Melodrama is kept in check and though it is a very dramatic piece, it never feels overboard in that department which is fine. Primarily because the director uses a stylish, operatic, non-linear approach towards camerawork and direction (the first 15 min or so specially are beautiful.) Good showcase for Rachel Weisz though she is not as consistent as some of the reviews made her to be. She is superb in some scenes but comes of a trying a bit too hard in others (the more loud, dramatic sections.)
The mournful, dark and moody cinematography is beautiful and conveys the mental state the main character is throughout the movie (some scenes are indeed creative) and goes with the disjointed, musical style of execution.
There is nothing much to cling to when all of this is over (or at least what one expected at the start.) The issue I had was that at one end the film is operatic and stylish but at the same time effort has been made to not be too melodramatic (melodrama is not always a bad adjective). It couldn't find a right balance and it ends up being neither. I haven't read the play but it seems a complex look at physical desire and passion from a female perspective that is not that flattering. The absolute focus is on the main character and the male roles suffer (the actors are also decent at best), both the husband and the lover are shallow and not fully developed. Basically the whole concentration and focus is on the female lead all the time, which is probably fine as that must be in the play and might look OK in theatre but here it makes it for a stagey (I know, another worn out criticism and specially a lazy one for a movie based on a play but this is what I felt ) adaptation. I couldn't hang on or root for the lead for 90+ minutes.
Having said that, it is a solid movie and I think worth checking out (looking forward to what others think of it here.) It somehow reminded me of 'The Painted Veil' (which I liked better.)
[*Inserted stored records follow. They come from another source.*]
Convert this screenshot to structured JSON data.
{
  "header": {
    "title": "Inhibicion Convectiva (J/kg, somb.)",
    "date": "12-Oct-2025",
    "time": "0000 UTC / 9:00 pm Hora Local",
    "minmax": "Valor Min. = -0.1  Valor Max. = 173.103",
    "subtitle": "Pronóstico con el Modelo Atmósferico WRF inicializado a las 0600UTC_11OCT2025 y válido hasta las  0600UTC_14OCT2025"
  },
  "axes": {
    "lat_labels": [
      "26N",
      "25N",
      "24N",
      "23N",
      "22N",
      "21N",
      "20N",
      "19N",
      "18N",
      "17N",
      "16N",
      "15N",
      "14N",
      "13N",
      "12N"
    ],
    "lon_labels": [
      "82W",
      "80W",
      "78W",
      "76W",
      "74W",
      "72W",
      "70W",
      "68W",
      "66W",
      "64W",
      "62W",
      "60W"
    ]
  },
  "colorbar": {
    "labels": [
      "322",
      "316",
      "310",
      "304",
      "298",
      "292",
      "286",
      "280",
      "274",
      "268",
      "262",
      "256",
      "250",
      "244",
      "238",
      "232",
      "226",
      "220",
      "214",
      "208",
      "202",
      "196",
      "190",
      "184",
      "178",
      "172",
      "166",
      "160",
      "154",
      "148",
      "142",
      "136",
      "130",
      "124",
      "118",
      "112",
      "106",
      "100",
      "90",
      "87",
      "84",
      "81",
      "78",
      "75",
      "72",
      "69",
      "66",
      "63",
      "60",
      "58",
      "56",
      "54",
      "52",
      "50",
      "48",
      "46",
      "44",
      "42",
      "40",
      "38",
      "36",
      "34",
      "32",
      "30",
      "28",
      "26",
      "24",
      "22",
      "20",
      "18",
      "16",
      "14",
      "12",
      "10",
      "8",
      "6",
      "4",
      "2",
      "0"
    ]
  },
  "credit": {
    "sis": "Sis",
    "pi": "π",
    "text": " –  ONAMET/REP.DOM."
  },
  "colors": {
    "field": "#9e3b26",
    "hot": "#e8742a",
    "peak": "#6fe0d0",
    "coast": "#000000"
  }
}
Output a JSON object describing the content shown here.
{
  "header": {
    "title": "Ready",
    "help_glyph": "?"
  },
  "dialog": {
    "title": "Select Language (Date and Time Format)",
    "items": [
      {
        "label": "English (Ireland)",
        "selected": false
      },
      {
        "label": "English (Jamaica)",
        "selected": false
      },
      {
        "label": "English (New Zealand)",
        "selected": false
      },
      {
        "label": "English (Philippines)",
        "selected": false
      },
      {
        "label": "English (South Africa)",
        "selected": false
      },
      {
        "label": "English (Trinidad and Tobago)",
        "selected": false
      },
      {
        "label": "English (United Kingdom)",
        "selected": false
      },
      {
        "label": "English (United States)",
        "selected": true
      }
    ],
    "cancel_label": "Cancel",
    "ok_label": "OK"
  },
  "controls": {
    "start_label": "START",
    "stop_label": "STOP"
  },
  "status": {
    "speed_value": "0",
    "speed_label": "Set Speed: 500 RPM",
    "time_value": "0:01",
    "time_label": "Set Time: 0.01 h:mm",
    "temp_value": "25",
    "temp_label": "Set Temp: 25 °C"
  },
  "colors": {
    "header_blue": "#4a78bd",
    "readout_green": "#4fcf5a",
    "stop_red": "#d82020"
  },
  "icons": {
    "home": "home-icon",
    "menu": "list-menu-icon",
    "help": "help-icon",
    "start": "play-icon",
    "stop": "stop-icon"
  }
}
[spoiler]And what's up with that long, even more stagey looking, sequence during the war in the subway tunnel? It is definitely evocative of time and the city but what it is doing in the movie?[/spoiler]